Peterson’s affinity for the objects began innocently enough, while strolling through flea markets. “There were some dispensers that caught my eye. I bought 5 or 10 of them for fifty cents, one thing led to another, and let me see what there is next time I go, and there’s no books, no internet or resources to see what there is at this point. This the late 80s, early 90s, and you start writing letters, asking questions of people, where did you get this, what else have you seen? And one thing led to another and I actively started pursuing collecting these things.”
To date, the Kansas City native has penned three books on PEZ: one on the history of the company and a couple more on collecting this color piece of Americana. He claims he’s the only collector PEZ has ever hired, and if you believe an avocation can be a vocation, well, you need look no further.
PEZ is a private company still run by the Haas family out of Traun, Austria, and according to the company’s website, their product is distributed in eighty countries around the world. It has created close to fifteen hundred dispensers, and has a team of employees assigned to figuring out whose countenance will grace the next dispenser. PEZ closely monitors requests for the use of its images in movies and TV. Before the popular Sitcom, Seinfeld made the junior mint a part of the plot line in an episode, the comic dispensed a little humor of his own in Season 3, episode 14, bringing along his Tweety Bird dispenser to a piano recital.
For more information on the PEZ center and its hours of operation go to: us.pez.com
If you’re in for a deeper dive, you can take in PEZAMANIA, the annual PEZ convention, now in its 32nd year which takes place this year in Independence, Ohio. For more information head to Pezamania.com

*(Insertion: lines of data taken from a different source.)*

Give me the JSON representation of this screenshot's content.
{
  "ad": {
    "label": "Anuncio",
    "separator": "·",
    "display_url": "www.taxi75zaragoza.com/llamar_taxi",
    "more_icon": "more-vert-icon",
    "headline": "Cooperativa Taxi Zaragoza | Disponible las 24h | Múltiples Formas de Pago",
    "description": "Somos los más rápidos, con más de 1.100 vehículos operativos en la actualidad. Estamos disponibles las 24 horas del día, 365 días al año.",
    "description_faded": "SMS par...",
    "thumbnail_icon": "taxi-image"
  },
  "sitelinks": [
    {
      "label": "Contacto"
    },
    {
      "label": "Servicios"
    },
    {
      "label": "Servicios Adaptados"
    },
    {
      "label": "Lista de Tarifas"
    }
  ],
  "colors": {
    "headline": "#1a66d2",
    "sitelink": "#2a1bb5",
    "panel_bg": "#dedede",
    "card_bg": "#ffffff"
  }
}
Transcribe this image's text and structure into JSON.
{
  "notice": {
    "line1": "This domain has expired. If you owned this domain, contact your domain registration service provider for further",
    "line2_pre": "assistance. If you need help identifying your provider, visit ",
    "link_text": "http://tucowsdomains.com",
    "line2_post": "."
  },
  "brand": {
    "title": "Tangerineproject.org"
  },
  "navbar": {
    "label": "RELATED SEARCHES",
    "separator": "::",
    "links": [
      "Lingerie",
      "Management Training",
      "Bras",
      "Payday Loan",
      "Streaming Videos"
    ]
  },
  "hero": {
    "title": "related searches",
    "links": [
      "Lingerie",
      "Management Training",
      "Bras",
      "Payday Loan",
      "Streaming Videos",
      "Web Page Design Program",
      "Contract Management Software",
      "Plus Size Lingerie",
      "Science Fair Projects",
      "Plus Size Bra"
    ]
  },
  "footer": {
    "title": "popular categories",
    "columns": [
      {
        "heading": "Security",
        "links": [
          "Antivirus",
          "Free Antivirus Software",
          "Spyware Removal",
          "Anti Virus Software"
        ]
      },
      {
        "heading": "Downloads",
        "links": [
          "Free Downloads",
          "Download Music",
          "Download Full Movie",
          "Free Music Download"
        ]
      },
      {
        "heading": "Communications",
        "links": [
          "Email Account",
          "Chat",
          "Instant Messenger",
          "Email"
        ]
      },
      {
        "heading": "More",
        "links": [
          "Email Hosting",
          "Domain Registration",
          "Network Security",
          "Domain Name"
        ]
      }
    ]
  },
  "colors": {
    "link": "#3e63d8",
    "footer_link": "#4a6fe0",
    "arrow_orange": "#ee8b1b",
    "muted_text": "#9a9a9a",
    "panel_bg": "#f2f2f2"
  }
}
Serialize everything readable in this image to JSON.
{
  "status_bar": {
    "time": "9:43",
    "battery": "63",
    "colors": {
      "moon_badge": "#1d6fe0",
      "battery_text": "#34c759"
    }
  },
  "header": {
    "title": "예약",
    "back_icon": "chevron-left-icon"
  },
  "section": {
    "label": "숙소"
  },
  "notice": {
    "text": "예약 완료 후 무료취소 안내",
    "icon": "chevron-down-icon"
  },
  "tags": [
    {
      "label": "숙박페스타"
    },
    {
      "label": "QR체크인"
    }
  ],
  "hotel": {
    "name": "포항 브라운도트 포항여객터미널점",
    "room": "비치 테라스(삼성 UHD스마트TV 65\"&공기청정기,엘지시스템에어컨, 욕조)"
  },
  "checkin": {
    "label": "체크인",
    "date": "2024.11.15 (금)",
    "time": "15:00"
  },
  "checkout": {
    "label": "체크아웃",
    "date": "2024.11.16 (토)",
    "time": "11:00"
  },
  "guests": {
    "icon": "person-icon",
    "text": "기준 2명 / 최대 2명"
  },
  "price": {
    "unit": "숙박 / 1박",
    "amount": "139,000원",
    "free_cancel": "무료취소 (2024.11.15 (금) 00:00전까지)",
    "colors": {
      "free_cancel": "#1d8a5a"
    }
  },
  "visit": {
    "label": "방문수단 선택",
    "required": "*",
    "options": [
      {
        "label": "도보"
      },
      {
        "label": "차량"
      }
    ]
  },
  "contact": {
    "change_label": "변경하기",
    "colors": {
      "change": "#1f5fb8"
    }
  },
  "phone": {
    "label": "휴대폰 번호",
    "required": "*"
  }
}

Tom Farkas is a freelance writer, editor and producer and took all of the photos included in this article.